== EXERCISE INSTRUCTIONS ==
Wherever a line in the records contains the word "title", return that line.

(Beginning of RECORDS SUPPLIED)

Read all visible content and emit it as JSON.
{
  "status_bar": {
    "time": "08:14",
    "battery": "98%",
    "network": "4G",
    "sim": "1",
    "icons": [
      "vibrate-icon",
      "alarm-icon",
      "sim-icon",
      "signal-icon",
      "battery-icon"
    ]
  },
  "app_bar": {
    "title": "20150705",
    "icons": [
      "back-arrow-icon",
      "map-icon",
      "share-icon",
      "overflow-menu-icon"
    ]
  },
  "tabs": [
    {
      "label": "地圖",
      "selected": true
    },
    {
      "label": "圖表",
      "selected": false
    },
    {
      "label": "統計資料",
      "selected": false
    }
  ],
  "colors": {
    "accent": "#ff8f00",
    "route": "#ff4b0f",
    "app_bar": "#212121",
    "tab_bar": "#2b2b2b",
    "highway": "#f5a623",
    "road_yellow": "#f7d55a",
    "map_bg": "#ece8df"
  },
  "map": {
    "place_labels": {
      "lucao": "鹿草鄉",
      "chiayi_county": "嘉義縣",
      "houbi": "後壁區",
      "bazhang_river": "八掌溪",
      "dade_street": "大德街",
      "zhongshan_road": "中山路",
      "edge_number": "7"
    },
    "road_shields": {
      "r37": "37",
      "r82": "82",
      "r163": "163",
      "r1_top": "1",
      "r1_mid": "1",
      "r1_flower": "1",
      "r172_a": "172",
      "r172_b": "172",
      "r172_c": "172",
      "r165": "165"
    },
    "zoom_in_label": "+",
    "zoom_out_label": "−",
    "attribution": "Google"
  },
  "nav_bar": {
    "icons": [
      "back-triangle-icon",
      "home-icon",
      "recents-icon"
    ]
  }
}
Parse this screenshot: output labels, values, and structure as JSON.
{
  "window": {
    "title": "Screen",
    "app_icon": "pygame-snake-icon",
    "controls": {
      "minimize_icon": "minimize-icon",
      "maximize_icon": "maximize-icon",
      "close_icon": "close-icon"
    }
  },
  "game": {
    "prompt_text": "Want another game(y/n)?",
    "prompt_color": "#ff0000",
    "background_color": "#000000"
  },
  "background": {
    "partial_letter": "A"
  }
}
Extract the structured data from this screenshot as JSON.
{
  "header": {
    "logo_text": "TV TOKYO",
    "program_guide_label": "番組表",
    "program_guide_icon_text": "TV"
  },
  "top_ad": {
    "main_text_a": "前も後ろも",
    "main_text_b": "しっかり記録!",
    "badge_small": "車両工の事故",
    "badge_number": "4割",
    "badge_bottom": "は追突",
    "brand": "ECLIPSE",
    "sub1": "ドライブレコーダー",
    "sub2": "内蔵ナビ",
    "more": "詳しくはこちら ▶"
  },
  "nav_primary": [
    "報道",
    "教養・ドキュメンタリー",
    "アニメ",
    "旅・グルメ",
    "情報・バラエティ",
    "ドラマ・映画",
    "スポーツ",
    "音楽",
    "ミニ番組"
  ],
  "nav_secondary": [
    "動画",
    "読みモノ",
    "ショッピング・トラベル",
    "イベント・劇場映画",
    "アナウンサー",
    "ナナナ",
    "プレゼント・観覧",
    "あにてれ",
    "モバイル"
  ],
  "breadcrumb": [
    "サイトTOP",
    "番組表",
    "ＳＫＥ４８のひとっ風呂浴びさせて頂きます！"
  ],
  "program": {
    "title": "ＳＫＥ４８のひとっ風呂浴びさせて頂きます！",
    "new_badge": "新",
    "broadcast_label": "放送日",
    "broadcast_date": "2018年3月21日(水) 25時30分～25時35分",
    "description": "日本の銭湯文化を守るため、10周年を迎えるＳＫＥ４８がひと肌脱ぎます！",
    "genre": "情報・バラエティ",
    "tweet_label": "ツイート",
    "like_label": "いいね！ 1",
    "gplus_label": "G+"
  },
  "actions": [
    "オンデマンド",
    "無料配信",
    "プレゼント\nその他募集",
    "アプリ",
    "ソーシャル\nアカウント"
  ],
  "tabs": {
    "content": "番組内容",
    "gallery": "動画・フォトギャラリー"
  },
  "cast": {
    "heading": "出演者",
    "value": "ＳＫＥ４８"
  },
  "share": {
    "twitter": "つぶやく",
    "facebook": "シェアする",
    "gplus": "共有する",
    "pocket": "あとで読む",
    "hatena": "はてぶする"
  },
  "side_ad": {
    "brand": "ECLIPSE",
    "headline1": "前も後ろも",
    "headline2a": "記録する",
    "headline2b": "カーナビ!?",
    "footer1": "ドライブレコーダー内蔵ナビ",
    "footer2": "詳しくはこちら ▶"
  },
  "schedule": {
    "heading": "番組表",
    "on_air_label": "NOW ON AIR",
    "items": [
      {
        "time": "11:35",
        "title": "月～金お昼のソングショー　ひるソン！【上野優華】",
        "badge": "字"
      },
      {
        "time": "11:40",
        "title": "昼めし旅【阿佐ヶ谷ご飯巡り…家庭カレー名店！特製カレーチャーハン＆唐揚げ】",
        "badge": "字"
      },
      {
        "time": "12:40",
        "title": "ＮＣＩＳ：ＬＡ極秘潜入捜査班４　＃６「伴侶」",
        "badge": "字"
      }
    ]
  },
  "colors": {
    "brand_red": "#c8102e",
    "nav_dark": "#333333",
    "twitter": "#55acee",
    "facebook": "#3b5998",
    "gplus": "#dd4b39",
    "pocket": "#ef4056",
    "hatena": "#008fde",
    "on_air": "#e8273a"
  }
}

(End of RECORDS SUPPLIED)

== OUTPUT OF THE TASK ==
    "title": "20150705",
    "title": "Screen",
    "title": "ＳＫＥ４８のひとっ風呂浴びさせて頂きます！",
        "title": "月～金お昼のソングショー　ひるソン！【上野優華】",
        "title": "昼めし旅【阿佐ヶ谷ご飯巡り…家庭カレー名店！特製カレーチャーハン＆唐揚げ】",
        "title": "ＮＣＩＳ：ＬＡ極秘潜入捜査班４　＃６「伴侶」",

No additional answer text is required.